Snakes survive cold winters in part by using underground dens, the depth of which are linked to the prevailing winter temperatures.
"Snakes, meanwhile, choose to conceal themselves during the winter months in underground dens (hibernacula). The depth of these dens is directly linked to the level to which the environmental temperature usually falls at this time of year - as is the length of the snakes' period of torpor. Snakes will often congregate in great numbers at this time to help to conserve as much of their body heat as they can. They will even share their hibernacula with other poikilotherms, such as lizards, tortoises, and toads." (Shuker 2001:109)
Learn more about this functional adaptation.
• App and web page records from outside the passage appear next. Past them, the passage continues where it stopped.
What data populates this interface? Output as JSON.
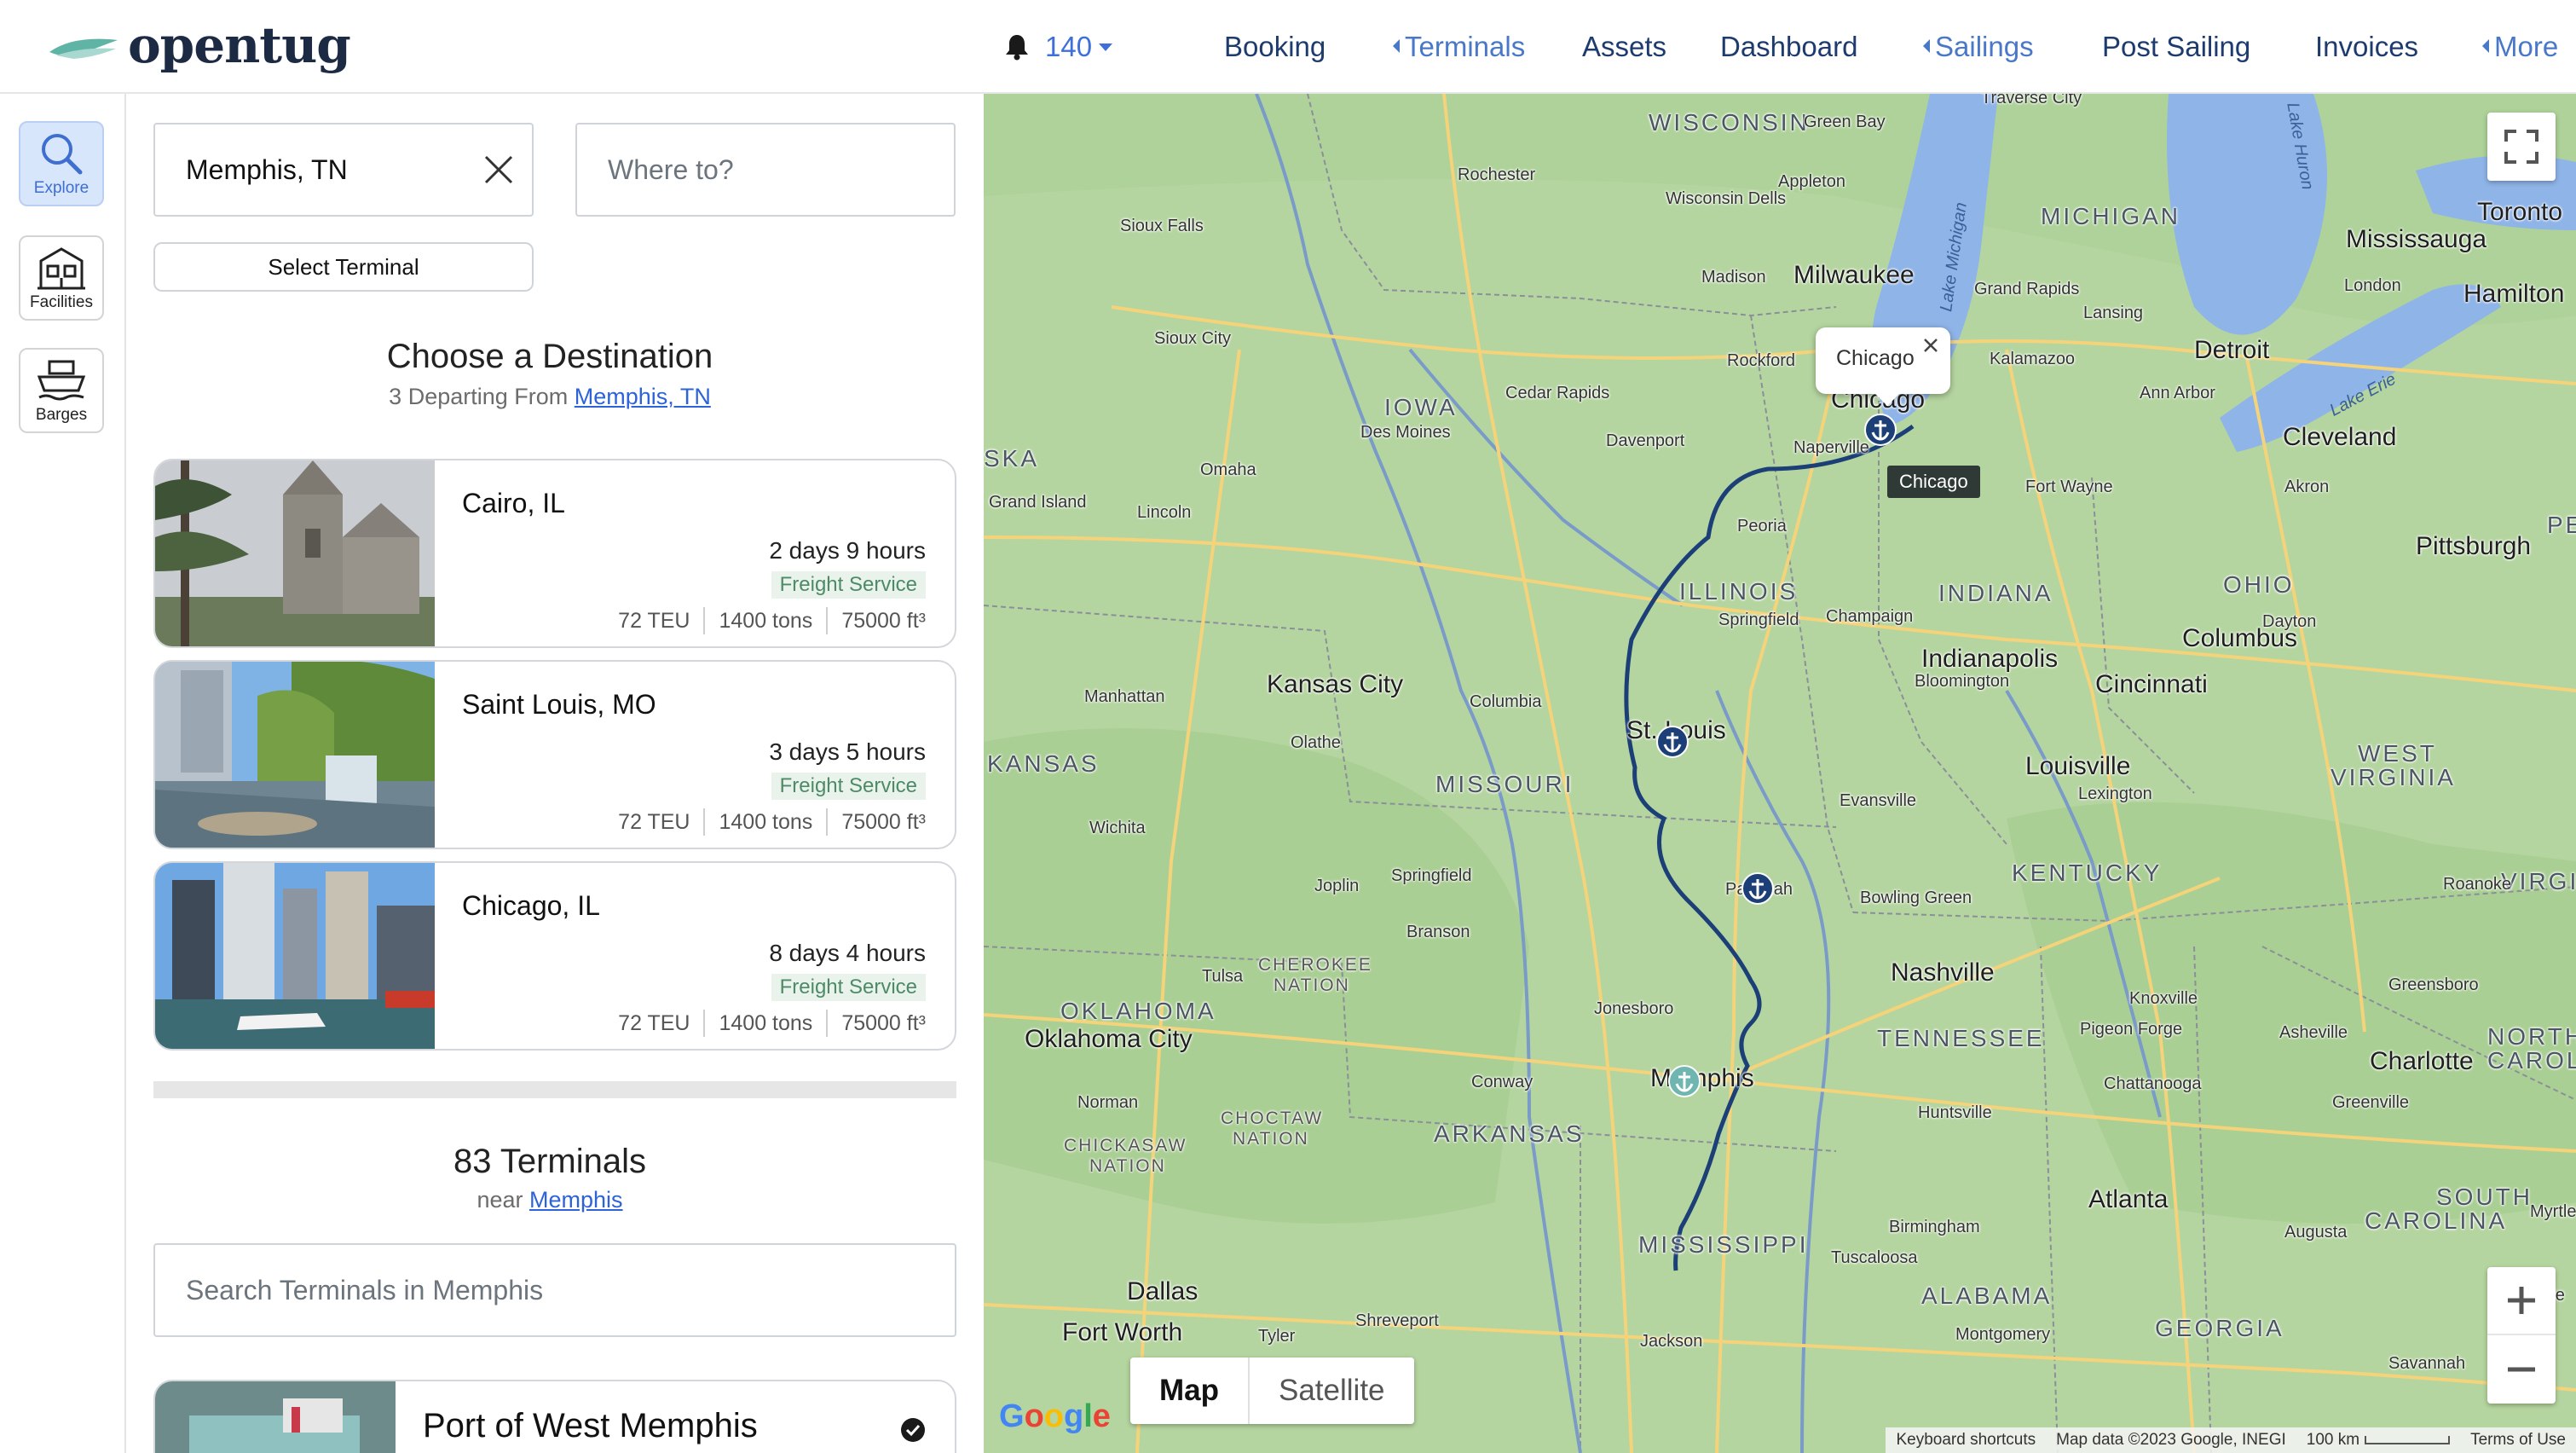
{
  "header": {
    "logo_text": "opentug",
    "notifications": {
      "icon": "bell-icon",
      "count": "140"
    },
    "nav": [
      {
        "label": "Booking",
        "submenu": false
      },
      {
        "label": "Terminals",
        "submenu": true
      },
      {
        "label": "Assets",
        "submenu": false
      },
      {
        "label": "Dashboard",
        "submenu": false
      },
      {
        "label": "Sailings",
        "submenu": true
      },
      {
        "label": "Post Sailing",
        "submenu": false
      },
      {
        "label": "Invoices",
        "submenu": false
      },
      {
        "label": "More",
        "submenu": true
      }
    ]
  },
  "rail": {
    "items": [
      {
        "label": "Explore",
        "icon": "search-icon",
        "active": true
      },
      {
        "label": "Facilities",
        "icon": "facility-icon",
        "active": false
      },
      {
        "label": "Barges",
        "icon": "barge-icon",
        "active": false
      }
    ]
  },
  "search": {
    "from_value": "Memphis, TN",
    "to_placeholder": "Where to?",
    "select_terminal_label": "Select Terminal"
  },
  "destinations": {
    "title": "Choose a Destination",
    "subtitle_prefix": "3 Departing From",
    "subtitle_link": "Memphis, TN",
    "items": [
      {
        "city": "Cairo, IL",
        "duration": "2 days 9 hours",
        "service": "Freight Service",
        "teu": "72 TEU",
        "tons": "1400 tons",
        "volume": "75000 ft³"
      },
      {
        "city": "Saint Louis, MO",
        "duration": "3 days 5 hours",
        "service": "Freight Service",
        "teu": "72 TEU",
        "tons": "1400 tons",
        "volume": "75000 ft³"
      },
      {
        "city": "Chicago, IL",
        "duration": "8 days 4 hours",
        "service": "Freight Service",
        "teu": "72 TEU",
        "tons": "1400 tons",
        "volume": "75000 ft³"
      }
    ]
  },
  "terminals": {
    "title": "83 Terminals",
    "subtitle_prefix": "near",
    "subtitle_link": "Memphis",
    "search_placeholder": "Search Terminals in Memphis",
    "first_item": "Port of West Memphis"
  },
  "map": {
    "info_window_text": "Chicago",
    "tooltip_text": "Chicago",
    "type_options": {
      "selected": "Map",
      "other": "Satellite"
    },
    "google_logo": "Google",
    "attribution": {
      "shortcuts": "Keyboard shortcuts",
      "data": "Map data ©2023 Google, INEGI",
      "scale": "100 km",
      "terms": "Terms of Use"
    },
    "colors": {
      "land": "#b7d6a4",
      "water": "#8fb4e8",
      "route": "#1c3f78",
      "road": "#f4d37a"
    },
    "states": [
      "WISCONSIN",
      "MICHIGAN",
      "IOWA",
      "ILLINOIS",
      "INDIANA",
      "OHIO",
      "KANSAS",
      "MISSOURI",
      "KENTUCKY",
      "WEST",
      "VIRGINIA",
      "TENNESSEE",
      "OKLAHOMA",
      "ARKANSAS",
      "MISSISSIPPI",
      "ALABAMA",
      "GEORGIA",
      "SOUTH",
      "CAROLINA",
      "NORTH",
      "CAROL",
      "VIRGI",
      "SKA",
      "PE",
      "CHEROKEE",
      "NATION",
      "CHOCTAW",
      "NATION",
      "CHICKASAW",
      "NATION"
    ],
    "big_cities": [
      "Milwaukee",
      "Chicago",
      "Detroit",
      "Cleveland",
      "Toronto",
      "Mississauga",
      "Hamilton",
      "Pittsburgh",
      "Columbus",
      "Indianapolis",
      "Cincinnati",
      "Louisville",
      "Kansas City",
      "St. Louis",
      "Nashville",
      "Memphis",
      "Oklahoma City",
      "Atlanta",
      "Charlotte",
      "Dallas",
      "Fort Worth"
    ],
    "cities": [
      "Green Bay",
      "Traverse City",
      "Rochester",
      "Sioux Falls",
      "Wisconsin Dells",
      "Appleton",
      "Madison",
      "Grand Rapids",
      "Lansing",
      "London",
      "Sioux City",
      "Rockford",
      "Kalamazoo",
      "Ann Arbor",
      "Cedar Rapids",
      "Des Moines",
      "Davenport",
      "Naperville",
      "Omaha",
      "Grand Island",
      "Lincoln",
      "Fort Wayne",
      "Akron",
      "Peoria",
      "Springfield",
      "Champaign",
      "Dayton",
      "Bloomington",
      "Manhattan",
      "Columbia",
      "Olathe",
      "Evansville",
      "Lexington",
      "Wichita",
      "Springfield",
      "Joplin",
      "Paducah",
      "Bowling Green",
      "Roanoke",
      "Branson",
      "Tulsa",
      "Knoxville",
      "Greensboro",
      "Jonesboro",
      "Pigeon Forge",
      "Asheville",
      "Norman",
      "Conway",
      "Chattanooga",
      "Greenville",
      "Huntsville",
      "Birmingham",
      "Tuscaloosa",
      "Augusta",
      "Myrtle B",
      "Shreveport",
      "Tyler",
      "Montgomery",
      "Jackson",
      "Charle",
      "Savannah"
    ],
    "water_labels": [
      "Lake Michigan",
      "Lake Huron",
      "Lake Erie"
    ]
  }
}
- Shuker, KPN. 2001. The Hidden Powers of Animals: Uncovering the Secrets of Nature. London: Marshall Editions Ltd. 240 p.